The New York Federal Reserve will engage in coupon swaps to help facilitate the delivery of approximately $9.2 billion in currently unsettled FNMA 5.5% pools, the regulator announced this morning.
Under the plan, it will swap unsettled FNCL 5.5s for other, more readily available coupons. It plans to begin operations on June 29, and does not expect to exceed the $9.2 billion target.
According to Barclays Capital analysts, the decision reflects the fact that FNMA 5.5s are in short supply and the Fed might be having difficulty taking physical delivery of these bonds.
The Fed’s data showed that there was $11.2 billion of FNMA 5.5s scheduled for April settlement, but it appears that counterparties have not delivered these securities and have forced the Fed to roll them. Selling these securities into the market and moving into other coupons may make it easier for the Fed to take delivery of all of their outstanding purchases, Barclays analysts said.
The firm said that 4.5s are the most logical choice for a Fed swap because float is greatest in this coupon and new origination is also predominantly concentrated in FNMA 4.5s. Since the central bank ultimately seeks to reduce its MBS holdings partly through paydowns, increasing exposure to longer coupons does not make much sense, so swapping for 5s appears unlikely to Barclays analysts. They estimated that as much as 24-32 ticks of the dollar price of FNMA 5.5s reflects a lack of available float.
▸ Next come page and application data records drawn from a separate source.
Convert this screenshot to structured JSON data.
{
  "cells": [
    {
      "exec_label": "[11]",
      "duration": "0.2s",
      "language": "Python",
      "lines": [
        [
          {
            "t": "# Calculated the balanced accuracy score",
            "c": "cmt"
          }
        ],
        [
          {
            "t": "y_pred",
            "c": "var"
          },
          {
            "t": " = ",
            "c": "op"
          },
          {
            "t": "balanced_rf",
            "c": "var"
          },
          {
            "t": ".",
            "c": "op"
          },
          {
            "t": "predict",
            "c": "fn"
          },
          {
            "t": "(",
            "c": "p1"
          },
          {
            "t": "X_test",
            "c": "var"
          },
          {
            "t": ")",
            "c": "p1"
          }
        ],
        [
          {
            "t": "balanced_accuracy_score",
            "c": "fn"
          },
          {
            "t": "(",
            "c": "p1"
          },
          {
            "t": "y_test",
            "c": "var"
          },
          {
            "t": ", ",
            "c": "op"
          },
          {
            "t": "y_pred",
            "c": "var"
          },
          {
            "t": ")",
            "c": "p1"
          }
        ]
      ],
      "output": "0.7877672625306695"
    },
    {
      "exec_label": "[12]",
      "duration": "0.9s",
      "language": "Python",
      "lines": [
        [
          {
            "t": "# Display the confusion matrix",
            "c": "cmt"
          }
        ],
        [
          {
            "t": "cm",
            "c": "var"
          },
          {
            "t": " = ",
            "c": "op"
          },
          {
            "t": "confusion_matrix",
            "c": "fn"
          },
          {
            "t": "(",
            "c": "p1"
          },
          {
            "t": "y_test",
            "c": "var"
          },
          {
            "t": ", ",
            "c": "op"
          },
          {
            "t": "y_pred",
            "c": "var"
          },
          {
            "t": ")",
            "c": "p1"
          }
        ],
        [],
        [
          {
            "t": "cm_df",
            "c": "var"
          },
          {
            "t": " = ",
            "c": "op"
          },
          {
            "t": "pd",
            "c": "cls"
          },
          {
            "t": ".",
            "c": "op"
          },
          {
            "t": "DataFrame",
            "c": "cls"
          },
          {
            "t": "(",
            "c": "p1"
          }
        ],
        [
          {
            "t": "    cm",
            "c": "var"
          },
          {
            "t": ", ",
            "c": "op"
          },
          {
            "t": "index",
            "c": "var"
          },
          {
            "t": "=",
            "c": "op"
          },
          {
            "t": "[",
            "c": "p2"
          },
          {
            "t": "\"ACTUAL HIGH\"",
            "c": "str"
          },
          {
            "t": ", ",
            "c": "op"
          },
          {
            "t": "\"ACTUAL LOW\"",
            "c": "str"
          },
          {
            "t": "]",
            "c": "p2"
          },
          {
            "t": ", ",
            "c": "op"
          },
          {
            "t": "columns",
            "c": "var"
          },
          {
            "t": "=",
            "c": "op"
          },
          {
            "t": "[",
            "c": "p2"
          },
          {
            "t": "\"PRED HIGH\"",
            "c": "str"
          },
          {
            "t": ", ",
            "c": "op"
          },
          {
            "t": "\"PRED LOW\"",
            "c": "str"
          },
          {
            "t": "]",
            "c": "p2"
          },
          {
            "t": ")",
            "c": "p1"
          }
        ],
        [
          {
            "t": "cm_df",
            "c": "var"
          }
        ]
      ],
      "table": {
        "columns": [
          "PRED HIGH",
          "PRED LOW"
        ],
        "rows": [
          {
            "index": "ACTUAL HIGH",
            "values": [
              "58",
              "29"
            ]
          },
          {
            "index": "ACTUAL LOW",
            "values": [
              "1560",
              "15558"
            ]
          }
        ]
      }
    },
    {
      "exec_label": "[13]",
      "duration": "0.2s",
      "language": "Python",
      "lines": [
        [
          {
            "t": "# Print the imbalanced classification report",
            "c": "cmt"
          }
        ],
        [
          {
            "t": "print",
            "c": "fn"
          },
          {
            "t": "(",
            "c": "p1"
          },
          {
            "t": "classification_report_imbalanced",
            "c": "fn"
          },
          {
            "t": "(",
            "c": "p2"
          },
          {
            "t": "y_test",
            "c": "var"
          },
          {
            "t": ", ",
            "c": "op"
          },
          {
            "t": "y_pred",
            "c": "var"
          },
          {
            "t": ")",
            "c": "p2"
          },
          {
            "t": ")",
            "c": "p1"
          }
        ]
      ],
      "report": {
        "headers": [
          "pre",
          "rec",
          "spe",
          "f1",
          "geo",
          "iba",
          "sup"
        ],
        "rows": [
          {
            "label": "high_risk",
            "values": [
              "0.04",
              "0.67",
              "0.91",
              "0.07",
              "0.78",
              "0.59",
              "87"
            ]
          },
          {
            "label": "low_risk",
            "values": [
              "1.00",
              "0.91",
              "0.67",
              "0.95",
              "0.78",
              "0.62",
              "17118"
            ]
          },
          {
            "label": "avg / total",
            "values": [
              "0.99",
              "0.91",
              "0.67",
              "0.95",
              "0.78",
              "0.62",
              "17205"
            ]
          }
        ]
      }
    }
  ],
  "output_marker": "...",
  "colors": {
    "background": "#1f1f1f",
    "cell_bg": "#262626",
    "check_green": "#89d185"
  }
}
“If [the Fed] wants to alleviate MBS liquidity issues (as it has committed to), the logical next step would be to offer up bonds for delivery in coupons that have no float, with 5.5s being the prime example,” Barclays analysts said. “As most investors start to worry about this possibility, 5.5s should underperform further.”